Advertising Digital Publishing
4 mins read

A beginner’s guide to programmatic

Twenty-two years since the first banner ad ran on, the digital advertising industry has been revolutionised by the advent of programmatic technology. A major force in UK advertising, it is in turn a hugely positive force for publishers. According to 2015 research from eMarketer, programmatic display ad spend (for online advertisements, such as banner ads featuring text, logos or pictures) will swell to £2.5bn in 2016. To put that in perspective, programmatic’s share of display ad spend has rocketed from 24% to 70% since 2013.
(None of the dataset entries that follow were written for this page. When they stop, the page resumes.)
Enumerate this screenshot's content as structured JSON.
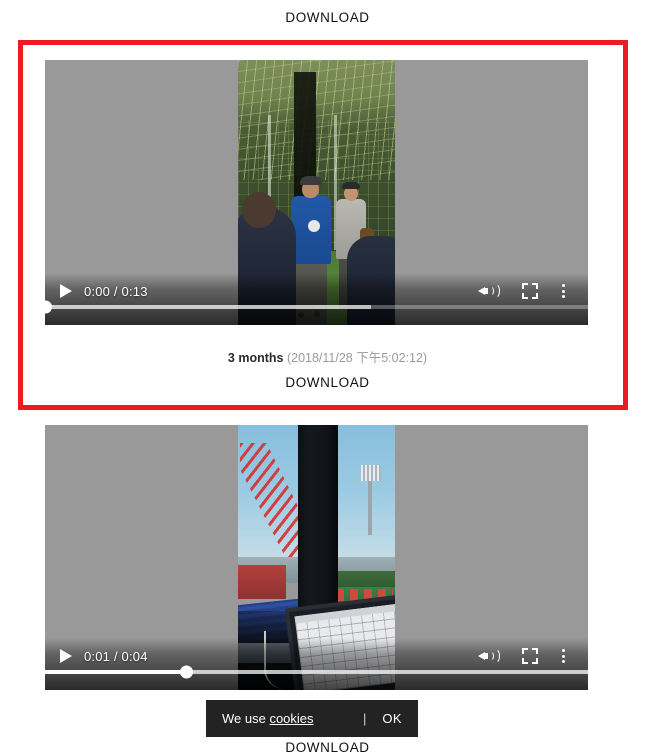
{
  "page": {
    "background": "#ffffff",
    "highlight_color": "#ed1c24"
  },
  "download_links": {
    "top": "DOWNLOAD",
    "middle": "DOWNLOAD",
    "bottom": "DOWNLOAD"
  },
  "videos": [
    {
      "id": "video-1",
      "highlighted": true,
      "current_time": "0:00",
      "duration": "0:13",
      "time_display": "0:00 / 0:13",
      "played_percent": 0,
      "loaded_percent": 60,
      "letterbox_color": "#999999",
      "controls": {
        "play_label": "play-button",
        "volume_label": "volume",
        "fullscreen_label": "fullscreen",
        "more_label": "more options"
      },
      "caption": {
        "age": "3 months",
        "date": "(2018/11/28 下午5:02:12)"
      }
    },
    {
      "id": "video-2",
      "highlighted": false,
      "current_time": "0:01",
      "duration": "0:04",
      "time_display": "0:01 / 0:04",
      "played_percent": 26,
      "loaded_percent": 100,
      "letterbox_color": "#999999",
      "controls": {
        "play_label": "play-button",
        "volume_label": "volume",
        "fullscreen_label": "fullscreen",
        "more_label": "more options"
      }
    }
  ],
  "cookie_banner": {
    "text_prefix": "We use ",
    "link_text": "cookies",
    "separator": "|",
    "accept_label": "OK",
    "background": "#232323"
  }
}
While the majority of the media spectrum – publishers as well as advertisers – is aware of programmatic technology, only a comparatively small portion has a concrete understanding of how this technology works. Indeed, AppNexus’ 2015 Global Programmatic Trust Study revealed that while 71% of the digital advertising ecosystem recognised programmatic knowledge as a critical capability moving forward, 47% of publishers said they had very little to no understanding of how programmatic works. Given programmatic’s vital role in today’s advertising economy, especially publishers’ revenue streams, this statistic is cause for concern.

The purpose of this guide is to help publishers shine a light into the digital darkness that is programmatic and encourage publishers to unlock the true value of the technology behind the jargon.

So what exactly is programmatic? 

In its simplest form, programmatic technology is designed to ensure that the right ad is seen by the right person at the right time. It is the automated digital ad selling by publishers and ad buying by advertisers through data-driven software in real-time.

While the technology does not entirely remove the human components of the workflow, it does do away with the previously lengthy process of manual ad buying. Taking an ad from creative conception to display used to involve numerous steps, from research to requests to pricing, availability, transactions and uploading. Programmatic has transformed this by making purchase decisions on the advertisers’ behalf through real-time auctions. By eliminating the tedious manual aspects of ad buying, programmatic has rendered the process more cost-effective, efficient and transparent. This is why increasing numbers of publishers are adopting programmatic technology to conduct their business.

Understanding the programmatic ecosystem

Programmatic is a notoriously jargon-filled landscape and trying to learn the difference between DSP, SSP and RTB can be enough to put any publisher off. Here is a quick jargon buster for the uninitiated:

  • Ad exchange – An ad trafficking system through which advertisers, publishers and networks meet and do business via a unified platform. An ad exchange allows advertisers and publishers to use the same technological platform, services and methods, and “speak the same language” in order to exchange data, set prices and ultimately serve an ad.
  • RTB – Programmatic is often confused with RTB, or real-time bidding. In fact, RTB is just one element of the programmatic ad trading process in which ads are bought and sold. This takes place via an auction process in an ad exchange, the purpose of which is to ensure that publishers are getting the best rate for every ad impression. The more coveted the ad space, the more expensive it is likely to be; for example, on a premium publisher’s website or based on the position of the ad on the page – space at the top of a page is seen as prime real estate because it is viewable without any scrolling.
  • SSP – Supply-side platforms help publishers manage and sell display, video and mobile ad impressions automatically, connecting their inventory with a large pool of potential buyers – advertisers – in real-time. And on the opposite side…
  • DSP – Demand-side platforms enable advertisers to bid on and buy ad space from ad exchanges.
  • DMP – Much of this buying and selling activity is supported by data management platforms, which are data warehouses that advertisers can use to manage and centralise audience segment data. Advertisers can use the data from DMPs to target specific users and optimise online advertising experiences for consumers.
  • Ad network – An ad network is a company that serves as a broker between a group of publishers and a group of advertisers. Networks traditionally aggregate unsold inventory from publishers in order to offer advertisers a consolidated and generally less expensive pool of impressions, but they can have a wide variety of business models and clients.

Benefits for publishers & advertisers

Programmatic technology presents an unprecedented opportunity for advertisers to deliver quality ads more efficiently and accurately, and for publishers to optimise sales and streamline operations.

The problem of ad blocking

Programmatic has moved beyond the tipping point in terms of its adoption within the ad industry. Still, ad blocking presents a tremendous challenge, as internet consumers are increasingly employing the technology as a response to unwelcome and irrelevant ads.

The rise in ad blocking has highlighted the importance of delivering customised experiences that add genuine value. Marketers need to employ audience data and agile technology in order to deliver highly-targeted ads, which will augment rather than intrude on consumers’ experience.

Final thoughts

To keep up with today’s ever-changing internet landscape, it will be vital for publishers to embrace technology that helps them get the most out of their inventory and that reassures buyers that their advertising campaigns are being deployed effectively. The incredible potential for programmable technology cannot be underestimated.

By Nigel Gilbert, VP Strategic Market Development, EMEA at AppNexus